[Web page and app entries]

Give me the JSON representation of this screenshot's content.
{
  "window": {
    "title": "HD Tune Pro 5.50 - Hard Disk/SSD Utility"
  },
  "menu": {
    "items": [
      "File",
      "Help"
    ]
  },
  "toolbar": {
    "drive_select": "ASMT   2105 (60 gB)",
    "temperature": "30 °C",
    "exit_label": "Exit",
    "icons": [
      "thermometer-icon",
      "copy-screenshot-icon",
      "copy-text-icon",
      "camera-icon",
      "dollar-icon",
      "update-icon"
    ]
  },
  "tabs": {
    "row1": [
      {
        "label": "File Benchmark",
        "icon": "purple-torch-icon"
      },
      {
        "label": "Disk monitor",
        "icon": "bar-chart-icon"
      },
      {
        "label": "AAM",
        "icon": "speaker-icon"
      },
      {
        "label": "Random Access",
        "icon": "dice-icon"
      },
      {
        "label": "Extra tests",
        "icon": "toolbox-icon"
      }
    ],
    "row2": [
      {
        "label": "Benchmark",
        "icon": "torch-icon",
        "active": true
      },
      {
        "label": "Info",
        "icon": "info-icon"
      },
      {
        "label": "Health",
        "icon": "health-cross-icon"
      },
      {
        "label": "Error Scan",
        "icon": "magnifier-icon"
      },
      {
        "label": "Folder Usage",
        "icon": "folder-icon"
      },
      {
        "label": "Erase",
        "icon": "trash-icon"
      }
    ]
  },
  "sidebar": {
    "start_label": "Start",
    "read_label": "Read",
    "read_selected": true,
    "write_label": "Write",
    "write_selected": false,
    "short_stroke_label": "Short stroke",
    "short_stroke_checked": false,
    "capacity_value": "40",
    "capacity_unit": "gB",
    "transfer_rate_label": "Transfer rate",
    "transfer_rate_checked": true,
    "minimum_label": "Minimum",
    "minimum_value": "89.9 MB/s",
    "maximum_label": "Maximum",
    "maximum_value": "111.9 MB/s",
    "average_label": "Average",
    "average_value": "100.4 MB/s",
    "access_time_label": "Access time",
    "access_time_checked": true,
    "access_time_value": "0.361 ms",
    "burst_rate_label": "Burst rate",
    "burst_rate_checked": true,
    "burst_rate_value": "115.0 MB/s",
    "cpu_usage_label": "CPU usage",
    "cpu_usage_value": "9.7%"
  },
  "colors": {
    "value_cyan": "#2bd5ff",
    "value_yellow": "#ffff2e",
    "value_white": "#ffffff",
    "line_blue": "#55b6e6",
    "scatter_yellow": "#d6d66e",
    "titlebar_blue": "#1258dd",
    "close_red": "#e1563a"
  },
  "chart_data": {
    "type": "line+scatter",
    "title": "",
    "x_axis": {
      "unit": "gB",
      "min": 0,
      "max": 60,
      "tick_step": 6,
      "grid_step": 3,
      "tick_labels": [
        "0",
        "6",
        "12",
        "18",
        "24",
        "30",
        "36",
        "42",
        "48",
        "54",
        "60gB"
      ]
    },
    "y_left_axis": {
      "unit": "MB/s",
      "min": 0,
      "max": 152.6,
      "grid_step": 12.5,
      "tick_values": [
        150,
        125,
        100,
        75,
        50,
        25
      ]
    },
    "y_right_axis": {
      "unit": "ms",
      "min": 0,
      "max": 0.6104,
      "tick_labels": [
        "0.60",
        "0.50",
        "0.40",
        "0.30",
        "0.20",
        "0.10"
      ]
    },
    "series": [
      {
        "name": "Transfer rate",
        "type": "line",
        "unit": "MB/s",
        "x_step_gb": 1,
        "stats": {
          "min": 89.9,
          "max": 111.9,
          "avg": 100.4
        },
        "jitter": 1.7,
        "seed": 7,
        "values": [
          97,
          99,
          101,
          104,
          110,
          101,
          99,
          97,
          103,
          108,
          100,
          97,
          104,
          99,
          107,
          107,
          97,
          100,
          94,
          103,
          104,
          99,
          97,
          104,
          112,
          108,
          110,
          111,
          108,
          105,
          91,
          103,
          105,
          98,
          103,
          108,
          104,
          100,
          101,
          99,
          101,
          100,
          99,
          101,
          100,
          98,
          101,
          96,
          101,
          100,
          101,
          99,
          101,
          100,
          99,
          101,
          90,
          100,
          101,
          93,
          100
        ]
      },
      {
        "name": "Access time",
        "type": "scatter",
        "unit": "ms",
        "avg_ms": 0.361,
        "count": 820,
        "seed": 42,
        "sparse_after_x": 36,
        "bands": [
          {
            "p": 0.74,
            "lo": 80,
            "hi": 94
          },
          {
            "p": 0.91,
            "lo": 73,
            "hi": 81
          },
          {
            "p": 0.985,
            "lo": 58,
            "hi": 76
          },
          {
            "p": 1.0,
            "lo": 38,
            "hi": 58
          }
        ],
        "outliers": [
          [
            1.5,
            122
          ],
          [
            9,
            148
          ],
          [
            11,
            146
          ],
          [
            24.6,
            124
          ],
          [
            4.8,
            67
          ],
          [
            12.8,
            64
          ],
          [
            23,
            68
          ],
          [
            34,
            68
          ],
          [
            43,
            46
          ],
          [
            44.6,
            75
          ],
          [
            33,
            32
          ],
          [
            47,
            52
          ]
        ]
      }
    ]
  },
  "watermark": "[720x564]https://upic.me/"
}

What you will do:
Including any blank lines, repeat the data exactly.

Response:
Give me the JSON representation of this screenshot's content.
{
  "window": {
    "title": "HD Tune Pro 5.50 - Hard Disk/SSD Utility"
  },
  "menu": {
    "items": [
      "File",
      "Help"
    ]
  },
  "toolbar": {
    "drive_select": "ASMT   2105 (60 gB)",
    "temperature": "30 °C",
    "exit_label": "Exit",
    "icons": [
      "thermometer-icon",
      "copy-screenshot-icon",
      "copy-text-icon",
      "camera-icon",
      "dollar-icon",
      "update-icon"
    ]
  },
  "tabs": {
    "row1": [
      {
        "label": "File Benchmark",
        "icon": "purple-torch-icon"
      },
      {
        "label": "Disk monitor",
        "icon": "bar-chart-icon"
      },
      {
        "label": "AAM",
        "icon": "speaker-icon"
      },
      {
        "label": "Random Access",
        "icon": "dice-icon"
      },
      {
        "label": "Extra tests",
        "icon": "toolbox-icon"
      }
    ],
    "row2": [
      {
        "label": "Benchmark",
        "icon": "torch-icon",
        "active": true
      },
      {
        "label": "Info",
        "icon": "info-icon"
      },
      {
        "label": "Health",
        "icon": "health-cross-icon"
      },
      {
        "label": "Error Scan",
        "icon": "magnifier-icon"
      },
      {
        "label": "Folder Usage",
        "icon": "folder-icon"
      },
      {
        "label": "Erase",
        "icon": "trash-icon"
      }
    ]
  },
  "sidebar": {
    "start_label": "Start",
    "read_label": "Read",
    "read_selected": true,
    "write_label": "Write",
    "write_selected": false,
    "short_stroke_label": "Short stroke",
    "short_stroke_checked": false,
    "capacity_value": "40",
    "capacity_unit": "gB",
    "transfer_rate_label": "Transfer rate",
    "transfer_rate_checked": true,
    "minimum_label": "Minimum",
    "minimum_value": "89.9 MB/s",
    "maximum_label": "Maximum",
    "maximum_value": "111.9 MB/s",
    "average_label": "Average",
    "average_value": "100.4 MB/s",
    "access_time_label": "Access time",
    "access_time_checked": true,
    "access_time_value": "0.361 ms",
    "burst_rate_label": "Burst rate",
    "burst_rate_checked": true,
    "burst_rate_value": "115.0 MB/s",
    "cpu_usage_label": "CPU usage",
    "cpu_usage_value": "9.7%"
  },
  "colors": {
    "value_cyan": "#2bd5ff",
    "value_yellow": "#ffff2e",
    "value_white": "#ffffff",
    "line_blue": "#55b6e6",
    "scatter_yellow": "#d6d66e",
    "titlebar_blue": "#1258dd",
    "close_red": "#e1563a"
  },
  "chart_data": {
    "type": "line+scatter",
    "title": "",
    "x_axis": {
      "unit": "gB",
      "min": 0,
      "max": 60,
      "tick_step": 6,
      "grid_step": 3,
      "tick_labels": [
        "0",
        "6",
        "12",
        "18",
        "24",
        "30",
        "36",
        "42",
        "48",
        "54",
        "60gB"
      ]
    },
    "y_left_axis": {
      "unit": "MB/s",
      "min": 0,
      "max": 152.6,
      "grid_step": 12.5,
      "tick_values": [
        150,
        125,
        100,
        75,
        50,
        25
      ]
    },
    "y_right_axis": {
      "unit": "ms",
      "min": 0,
      "max": 0.6104,
      "tick_labels": [
        "0.60",
        "0.50",
        "0.40",
        "0.30",
        "0.20",
        "0.10"
      ]
    },
    "series": [
      {
        "name": "Transfer rate",
        "type": "line",
        "unit": "MB/s",
        "x_step_gb": 1,
        "stats": {
          "min": 89.9,
          "max": 111.9,
          "avg": 100.4
        },
        "jitter": 1.7,
        "seed": 7,
        "values": [
          97,
          99,
          101,
          104,
          110,
          101,
          99,
          97,
          103,
          108,
          100,
          97,
          104,
          99,
          107,
          107,
          97,
          100,
          94,
          103,
          104,
          99,
          97,
          104,
          112,
          108,
          110,
          111,
          108,
          105,
          91,
          103,
          105,
          98,
          103,
          108,
          104,
          100,
          101,
          99,
          101,
          100,
          99,
          101,
          100,
          98,
          101,
          96,
          101,
          100,
          101,
          99,
          101,
          100,
          99,
          101,
          90,
          100,
          101,
          93,
          100
        ]
      },
      {
        "name": "Access time",
        "type": "scatter",
        "unit": "ms",
        "avg_ms": 0.361,
        "count": 820,
        "seed": 42,
        "sparse_after_x": 36,
        "bands": [
          {
            "p": 0.74,
            "lo": 80,
            "hi": 94
          },
          {
            "p": 0.91,
            "lo": 73,
            "hi": 81
          },
          {
            "p": 0.985,
            "lo": 58,
            "hi": 76
          },
          {
            "p": 1.0,
            "lo": 38,
            "hi": 58
          }
        ],
        "outliers": [
          [
            1.5,
            122
          ],
          [
            9,
            148
          ],
          [
            11,
            146
          ],
          [
            24.6,
            124
          ],
          [
            4.8,
            67
          ],
          [
            12.8,
            64
          ],
          [
            23,
            68
          ],
          [
            34,
            68
          ],
          [
            43,
            46
          ],
          [
            44.6,
            75
          ],
          [
            33,
            32
          ],
          [
            47,
            52
          ]
        ]
      }
    ]
  },
  "watermark": "[720x564]https://upic.me/"
}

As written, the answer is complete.